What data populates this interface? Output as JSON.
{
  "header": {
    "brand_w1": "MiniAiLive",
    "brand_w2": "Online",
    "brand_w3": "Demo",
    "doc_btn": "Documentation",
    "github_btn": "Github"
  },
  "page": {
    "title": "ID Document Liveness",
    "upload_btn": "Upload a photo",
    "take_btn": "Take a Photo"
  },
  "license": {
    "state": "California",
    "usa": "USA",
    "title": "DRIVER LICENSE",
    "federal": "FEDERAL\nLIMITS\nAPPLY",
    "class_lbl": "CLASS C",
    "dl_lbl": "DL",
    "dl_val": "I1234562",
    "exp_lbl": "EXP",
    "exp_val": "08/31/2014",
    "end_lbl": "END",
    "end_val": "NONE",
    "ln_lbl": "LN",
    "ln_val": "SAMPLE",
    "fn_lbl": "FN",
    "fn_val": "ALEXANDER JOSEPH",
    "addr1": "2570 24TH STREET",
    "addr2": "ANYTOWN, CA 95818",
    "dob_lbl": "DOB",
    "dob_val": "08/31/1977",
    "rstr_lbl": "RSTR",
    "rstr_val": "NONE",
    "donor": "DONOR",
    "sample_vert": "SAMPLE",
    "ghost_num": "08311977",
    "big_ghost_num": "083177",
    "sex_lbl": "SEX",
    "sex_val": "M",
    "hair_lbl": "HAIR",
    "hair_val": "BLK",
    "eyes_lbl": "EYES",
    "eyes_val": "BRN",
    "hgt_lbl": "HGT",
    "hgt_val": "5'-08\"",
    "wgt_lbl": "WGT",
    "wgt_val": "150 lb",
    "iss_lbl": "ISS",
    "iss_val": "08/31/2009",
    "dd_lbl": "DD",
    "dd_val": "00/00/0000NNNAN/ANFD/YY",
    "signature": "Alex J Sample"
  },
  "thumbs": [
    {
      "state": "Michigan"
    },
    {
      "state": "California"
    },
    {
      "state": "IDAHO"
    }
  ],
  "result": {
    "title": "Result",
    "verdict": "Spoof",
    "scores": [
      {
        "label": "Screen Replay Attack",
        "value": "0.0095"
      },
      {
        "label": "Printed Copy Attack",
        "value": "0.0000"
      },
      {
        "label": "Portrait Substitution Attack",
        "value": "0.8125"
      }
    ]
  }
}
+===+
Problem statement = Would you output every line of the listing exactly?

Response for this exercise =
What data populates this interface? Output as JSON.
{
  "header": {
    "brand_w1": "MiniAiLive",
    "brand_w2": "Online",
    "brand_w3": "Demo",
    "doc_btn": "Documentation",
    "github_btn": "Github"
  },
  "page": {
    "title": "ID Document Liveness",
    "upload_btn": "Upload a photo",
    "take_btn": "Take a Photo"
  },
  "license": {
    "state": "California",
    "usa": "USA",
    "title": "DRIVER LICENSE",
    "federal": "FEDERAL\nLIMITS\nAPPLY",
    "class_lbl": "CLASS C",
    "dl_lbl": "DL",
    "dl_val": "I1234562",
    "exp_lbl": "EXP",
    "exp_val": "08/31/2014",
    "end_lbl": "END",
    "end_val": "NONE",
    "ln_lbl": "LN",
    "ln_val": "SAMPLE",
    "fn_lbl": "FN",
    "fn_val": "ALEXANDER JOSEPH",
    "addr1": "2570 24TH STREET",
    "addr2": "ANYTOWN, CA 95818",
    "dob_lbl": "DOB",
    "dob_val": "08/31/1977",
    "rstr_lbl": "RSTR",
    "rstr_val": "NONE",
    "donor": "DONOR",
    "sample_vert": "SAMPLE",
    "ghost_num": "08311977",
    "big_ghost_num": "083177",
    "sex_lbl": "SEX",
    "sex_val": "M",
    "hair_lbl": "HAIR",
    "hair_val": "BLK",
    "eyes_lbl": "EYES",
    "eyes_val": "BRN",
    "hgt_lbl": "HGT",
    "hgt_val": "5'-08\"",
    "wgt_lbl": "WGT",
    "wgt_val": "150 lb",
    "iss_lbl": "ISS",
    "iss_val": "08/31/2009",
    "dd_lbl": "DD",
    "dd_val": "00/00/0000NNNAN/ANFD/YY",
    "signature": "Alex J Sample"
  },
  "thumbs": [
    {
      "state": "Michigan"
    },
    {
      "state": "California"
    },
    {
      "state": "IDAHO"
    }
  ],
  "result": {
    "title": "Result",
    "verdict": "Spoof",
    "scores": [
      {
        "label": "Screen Replay Attack",
        "value": "0.0095"
      },
      {
        "label": "Printed Copy Attack",
        "value": "0.0000"
      },
      {
        "label": "Portrait Substitution Attack",
        "value": "0.8125"
      }
    ]
  }
}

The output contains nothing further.